Posted on

Takeaway #26: Lessons inspired by #Mos Def

***Mr. Fash-ion, that style never last long

The harder you flash, the harder you get flashed on

There’s hunger in the street that is hard to defeat

Many steal for sport, but more steal to eat

Cat’s heavy at the weigh-in, and he’s playing for keeps

Don’t sleep, they’ll roll up in your passengers seat***

  Mos Def ♦Got;  Black on Both Sides  (1999)

The maxim:  Eat your lunch or someone will eat it for you.  Management does not want to enter the industry because it fears that it will lead to cannibalization of its current market share.  The sad fact is that if the expansion step is not taken, there is a greater chance that the company will have an even greater market share taken by the current competition seeking any incremental revenue advantage possible.  In the best market, there are always the hungry few.  The scary part is that it only takes one desperate player to take a huge bite out of your piece of the pie.
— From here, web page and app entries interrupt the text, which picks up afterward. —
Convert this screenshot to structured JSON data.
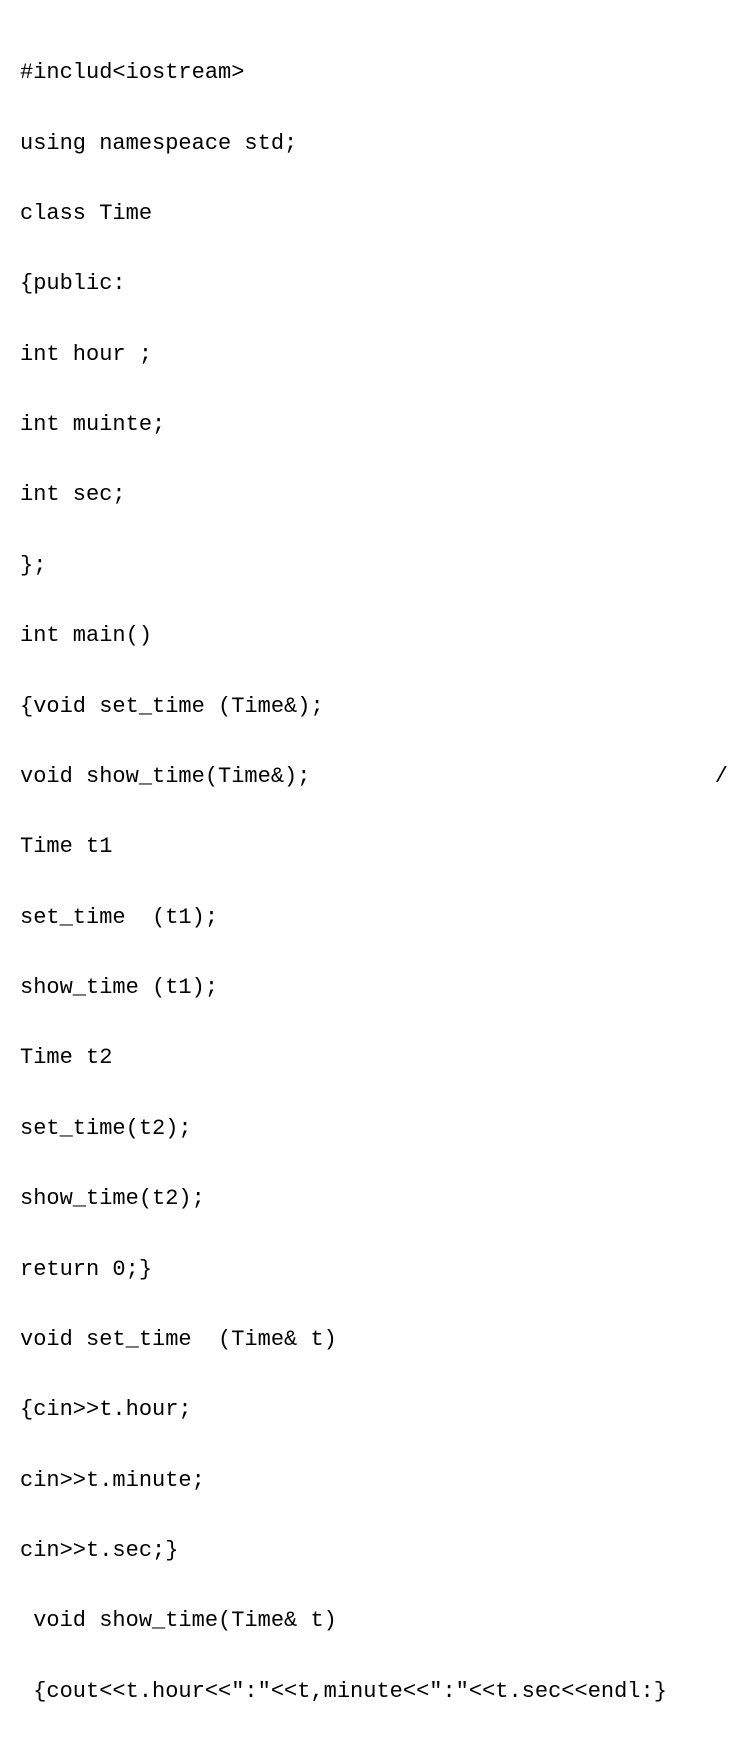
{
  "code": {
    "lines": [
      "#includ<iostream>",
      "using namespeace std;",
      "class Time",
      "{public:",
      "int hour ;",
      "int muinte;",
      "int sec;",
      "};",
      "int main()",
      "{void set_time (Time&);",
      "void show_time(Time&);",
      "Time t1",
      "set_time  (t1);",
      "show_time (t1);",
      "Time t2",
      "set_time(t2);",
      "show_time(t2);",
      "return 0;}",
      "void set_time  (Time& t)",
      "{cin>>t.hour;",
      "cin>>t.minute;",
      "cin>>t.sec;}",
      " void show_time(Time& t)",
      " {cout<<t.hour<<\":\"<<t,minute<<\":\"<<t.sec<<endl:}"
    ],
    "trailing_slash": "/"
  }
}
The other reality is that overplaying your hand (“hard flashing”) can only make the desperate and hungry seek to “flash on” you that much harder.  If you perpetually view investor relations as telling people how large your market share is, then you can view it as the same as putting a big red “X” on your back as a target for the competition.  And it is not just the competition.  The target is on the back for government regulators and agencies looking to make an example of you as one of the fat cats.  You can get jacked from the passenger’s side of your ride by anybody.





About codemizell
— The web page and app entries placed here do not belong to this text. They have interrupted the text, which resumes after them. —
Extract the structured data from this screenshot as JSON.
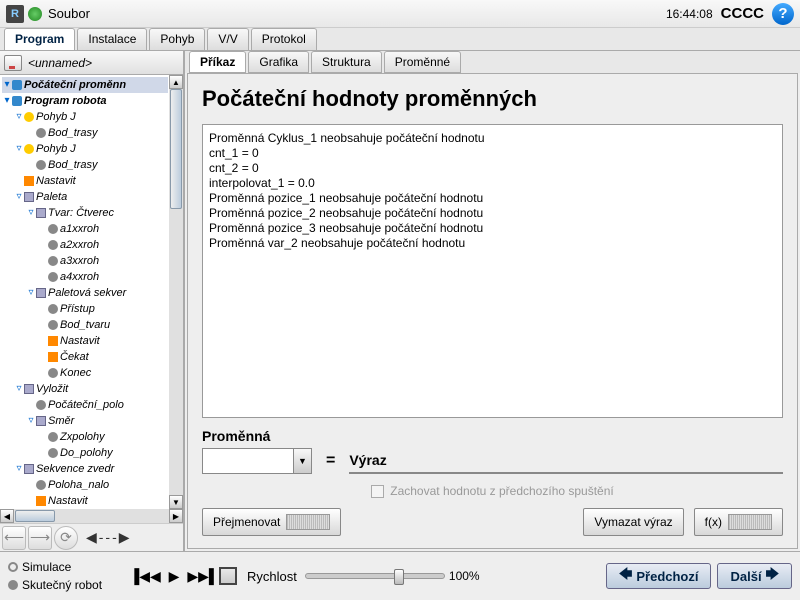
{
  "titlebar": {
    "menu": "Soubor",
    "time": "16:44:08",
    "status": "CCCC"
  },
  "maintabs": [
    "Program",
    "Instalace",
    "Pohyb",
    "V/V",
    "Protokol"
  ],
  "file": {
    "name": "<unnamed>"
  },
  "tree": [
    {
      "d": 0,
      "e": "▾",
      "i": "ic-blue",
      "t": "Počáteční proměnn",
      "b": true,
      "sel": true
    },
    {
      "d": 0,
      "e": "▾",
      "i": "ic-blue",
      "t": "Program robota",
      "b": true
    },
    {
      "d": 1,
      "e": "▿",
      "i": "ic-yellow",
      "t": "Pohyb J"
    },
    {
      "d": 2,
      "e": "",
      "i": "ic-gray",
      "t": "Bod_trasy"
    },
    {
      "d": 1,
      "e": "▿",
      "i": "ic-yellow",
      "t": "Pohyb J"
    },
    {
      "d": 2,
      "e": "",
      "i": "ic-gray",
      "t": "Bod_trasy"
    },
    {
      "d": 1,
      "e": "",
      "i": "ic-orange",
      "t": "Nastavit"
    },
    {
      "d": 1,
      "e": "▿",
      "i": "ic-group",
      "t": "Paleta"
    },
    {
      "d": 2,
      "e": "▿",
      "i": "ic-group",
      "t": "Tvar: Čtverec"
    },
    {
      "d": 3,
      "e": "",
      "i": "ic-gray",
      "t": "a1xxroh"
    },
    {
      "d": 3,
      "e": "",
      "i": "ic-gray",
      "t": "a2xxroh"
    },
    {
      "d": 3,
      "e": "",
      "i": "ic-gray",
      "t": "a3xxroh"
    },
    {
      "d": 3,
      "e": "",
      "i": "ic-gray",
      "t": "a4xxroh"
    },
    {
      "d": 2,
      "e": "▿",
      "i": "ic-group",
      "t": "Paletová sekver"
    },
    {
      "d": 3,
      "e": "",
      "i": "ic-gray",
      "t": "Přístup"
    },
    {
      "d": 3,
      "e": "",
      "i": "ic-gray",
      "t": "Bod_tvaru"
    },
    {
      "d": 3,
      "e": "",
      "i": "ic-orange",
      "t": "Nastavit"
    },
    {
      "d": 3,
      "e": "",
      "i": "ic-orange",
      "t": "Čekat"
    },
    {
      "d": 3,
      "e": "",
      "i": "ic-gray",
      "t": "Konec"
    },
    {
      "d": 1,
      "e": "▿",
      "i": "ic-group",
      "t": "Vyložit"
    },
    {
      "d": 2,
      "e": "",
      "i": "ic-gray",
      "t": "Počáteční_polo"
    },
    {
      "d": 2,
      "e": "▿",
      "i": "ic-group",
      "t": "Směr"
    },
    {
      "d": 3,
      "e": "",
      "i": "ic-gray",
      "t": "Zxpolohy"
    },
    {
      "d": 3,
      "e": "",
      "i": "ic-gray",
      "t": "Do_polohy"
    },
    {
      "d": 1,
      "e": "▿",
      "i": "ic-group",
      "t": "Sekvence zvedr"
    },
    {
      "d": 2,
      "e": "",
      "i": "ic-gray",
      "t": "Poloha_nalo"
    },
    {
      "d": 2,
      "e": "",
      "i": "ic-orange",
      "t": "Nastavit"
    }
  ],
  "subtabs": [
    "Příkaz",
    "Grafika",
    "Struktura",
    "Proměnné"
  ],
  "content": {
    "heading": "Počáteční hodnoty proměnných",
    "lines": [
      "Proměnná Cyklus_1 neobsahuje počáteční hodnotu",
      "cnt_1 = 0",
      "cnt_2 = 0",
      "interpolovat_1 = 0.0",
      "Proměnná pozice_1 neobsahuje počáteční hodnotu",
      "Proměnná pozice_2 neobsahuje počáteční hodnotu",
      "Proměnná pozice_3 neobsahuje počáteční hodnotu",
      "Proměnná var_2 neobsahuje počáteční hodnotu"
    ],
    "var_label": "Proměnná",
    "expr_label": "Výraz",
    "eq": "=",
    "keep_label": "Zachovat hodnotu z předchozího spuštění",
    "rename": "Přejmenovat",
    "clear": "Vymazat výraz",
    "fx": "f(x)"
  },
  "footer": {
    "sim": "Simulace",
    "real": "Skutečný robot",
    "speed_label": "Rychlost",
    "speed_val": "100%",
    "prev": "Předchozí",
    "next": "Další"
  }
}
The Beats Per Management collective (“The BPM”) is curator for C.O.D.E Mizell and supports the repurposing of hip hop content for professional success. BPM consists of former Hip Hop junkies now living in the corporate world. BPM members carried milk crates of 12” records when “bpm” used to mean beats-per-minute for mixing music, now BPM members focus on Excel spreadsheets, legal briefs, power points, whiteboard-scribbling and business plans. BPM cannot shake the instant recall of Hip Hop lyrics. The good news is that BPM realized that these lyrics had application to its daily management concerns. BPM does not claim to have captured the true artist intent in its lyrical analysis, BPM seeks only to celebrate the role that hype-lyrics can play in the daily grind to get business done in the corporate world. This is not a glorification of urban pop-culture or a debate on the poetic merits of rap, we leave that to the literary critics and socio-political commentators. If you disagree with BPM send us your spin on the lyrics. We have an open mind, and hope you do. The “BPM Takeaways” dispense reminders for your business day. Hopefully, the next time a referenced-cut is heard on the radio, it will trigger your “Takeaway” and not just flashbacks to the music video. A quote-a-day will make you a better executive. BPM hopes to keep all advice short and to the point – Executive Summary Style. Technically the lyrics are “raps” and the culture of the genre is “hip hop” but lets not get overly technical -- substance not form that controls here. The point is you are putting that untapped knowledge to use. And to think they said that Hip-Hop would get you nowhere…puhhleasse. -Roscoe Waxx for BPM

Leave a Reply

Fill in your details below or click an icon to log in: Logo

You are commenting using your account. Log Out /  Change )

Facebook photo

You are commenting using your Facebook account. Log Out /  Change )

Connecting to %s